Assignment —
Please return all lines from the records below that include the string "Portage".

Records excerpted from a collection:
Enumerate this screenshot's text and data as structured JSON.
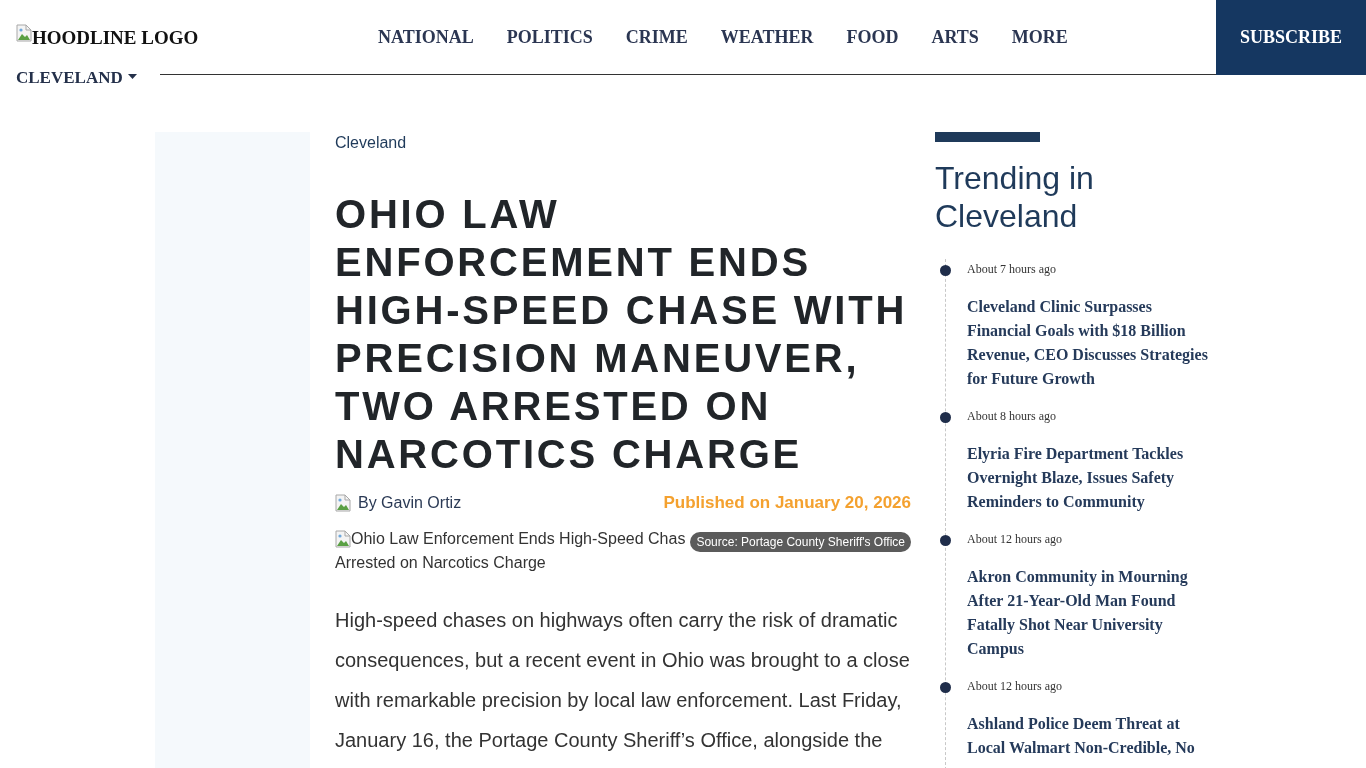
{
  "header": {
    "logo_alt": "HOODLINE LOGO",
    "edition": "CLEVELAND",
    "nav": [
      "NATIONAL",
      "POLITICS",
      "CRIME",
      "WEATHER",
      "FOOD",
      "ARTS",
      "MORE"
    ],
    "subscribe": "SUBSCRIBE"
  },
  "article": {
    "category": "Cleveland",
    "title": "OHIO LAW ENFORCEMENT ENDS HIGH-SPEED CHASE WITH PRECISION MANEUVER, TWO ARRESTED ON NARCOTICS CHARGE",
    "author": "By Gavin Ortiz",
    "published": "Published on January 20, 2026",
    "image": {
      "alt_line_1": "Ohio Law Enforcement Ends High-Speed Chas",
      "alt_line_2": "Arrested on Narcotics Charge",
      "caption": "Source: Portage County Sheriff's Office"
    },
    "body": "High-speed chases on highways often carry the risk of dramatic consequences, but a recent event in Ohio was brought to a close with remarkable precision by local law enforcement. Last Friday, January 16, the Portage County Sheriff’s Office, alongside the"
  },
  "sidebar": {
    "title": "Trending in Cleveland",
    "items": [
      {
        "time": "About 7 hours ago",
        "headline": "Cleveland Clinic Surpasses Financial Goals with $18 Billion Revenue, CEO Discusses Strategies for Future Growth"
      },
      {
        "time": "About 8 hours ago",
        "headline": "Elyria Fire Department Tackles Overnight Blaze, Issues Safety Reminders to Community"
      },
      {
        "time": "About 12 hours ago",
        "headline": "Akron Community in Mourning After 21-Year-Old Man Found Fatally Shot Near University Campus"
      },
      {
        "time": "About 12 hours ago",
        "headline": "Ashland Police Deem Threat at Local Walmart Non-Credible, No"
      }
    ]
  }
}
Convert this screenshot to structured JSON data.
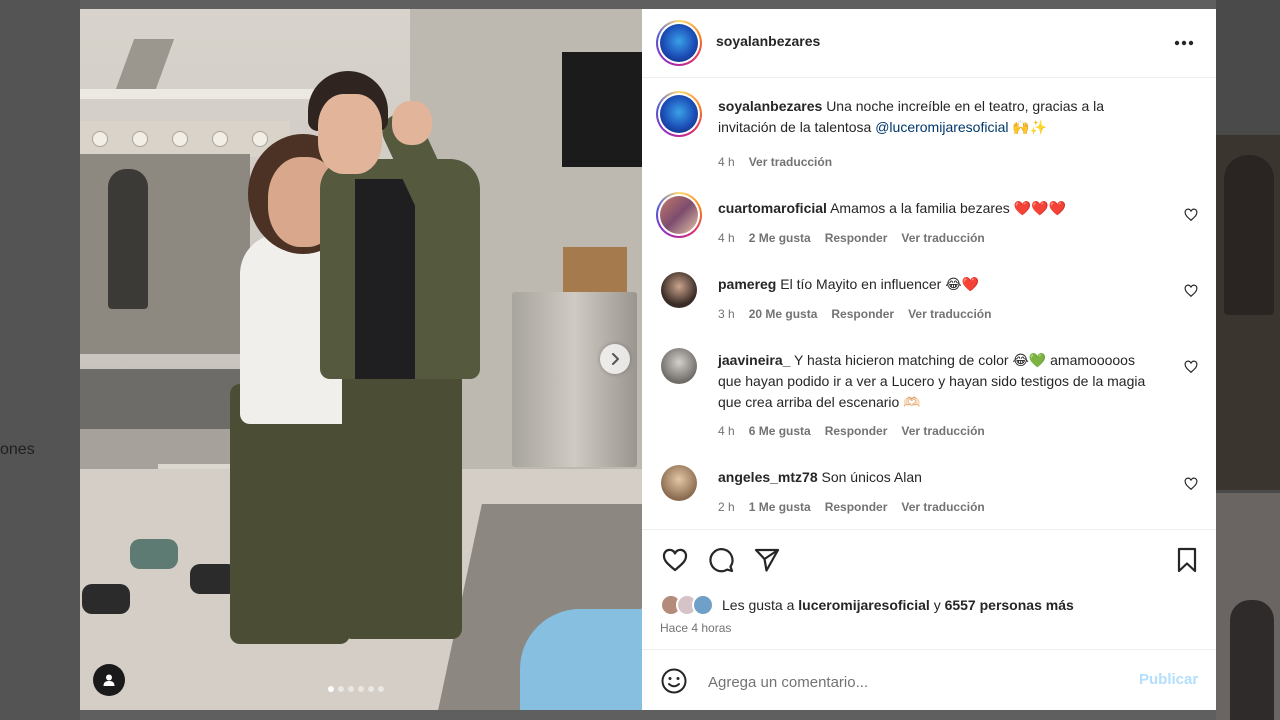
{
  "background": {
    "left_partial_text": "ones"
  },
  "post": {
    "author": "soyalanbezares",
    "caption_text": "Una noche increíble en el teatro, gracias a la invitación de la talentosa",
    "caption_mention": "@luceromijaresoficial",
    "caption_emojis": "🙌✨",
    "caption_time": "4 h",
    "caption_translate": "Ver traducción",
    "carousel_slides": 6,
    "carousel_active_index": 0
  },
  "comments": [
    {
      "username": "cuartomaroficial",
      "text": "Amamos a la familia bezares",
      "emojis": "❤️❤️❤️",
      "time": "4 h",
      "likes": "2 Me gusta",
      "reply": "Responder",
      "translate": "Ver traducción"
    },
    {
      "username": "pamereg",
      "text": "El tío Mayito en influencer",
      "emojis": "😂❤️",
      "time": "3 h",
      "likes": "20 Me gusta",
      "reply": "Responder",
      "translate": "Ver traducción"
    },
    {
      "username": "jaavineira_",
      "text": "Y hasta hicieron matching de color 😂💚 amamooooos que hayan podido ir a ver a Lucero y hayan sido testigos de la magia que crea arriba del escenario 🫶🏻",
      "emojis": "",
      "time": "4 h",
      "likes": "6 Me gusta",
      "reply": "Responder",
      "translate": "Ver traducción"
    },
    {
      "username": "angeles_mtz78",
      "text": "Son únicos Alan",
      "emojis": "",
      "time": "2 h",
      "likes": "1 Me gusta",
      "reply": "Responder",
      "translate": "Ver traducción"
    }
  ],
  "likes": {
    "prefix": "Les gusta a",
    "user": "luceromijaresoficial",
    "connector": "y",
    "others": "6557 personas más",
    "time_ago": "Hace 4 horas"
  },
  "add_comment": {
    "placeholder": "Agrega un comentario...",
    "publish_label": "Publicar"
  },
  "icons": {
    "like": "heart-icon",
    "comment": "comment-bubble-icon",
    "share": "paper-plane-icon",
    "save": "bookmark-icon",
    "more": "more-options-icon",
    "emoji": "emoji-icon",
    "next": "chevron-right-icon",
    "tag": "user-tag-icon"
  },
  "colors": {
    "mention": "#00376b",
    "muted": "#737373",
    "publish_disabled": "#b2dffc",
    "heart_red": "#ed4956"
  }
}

Answer to the exercise —
      "caption": "Source: Portage County Sheriff's Office"
    "body": "High-speed chases on highways often carry the risk of dramatic consequences, but a recent event in Ohio was brought to a close with remarkable precision by local law enforcement. Last Friday, January 16, the Portage County Sheriff’s Office, alongside the"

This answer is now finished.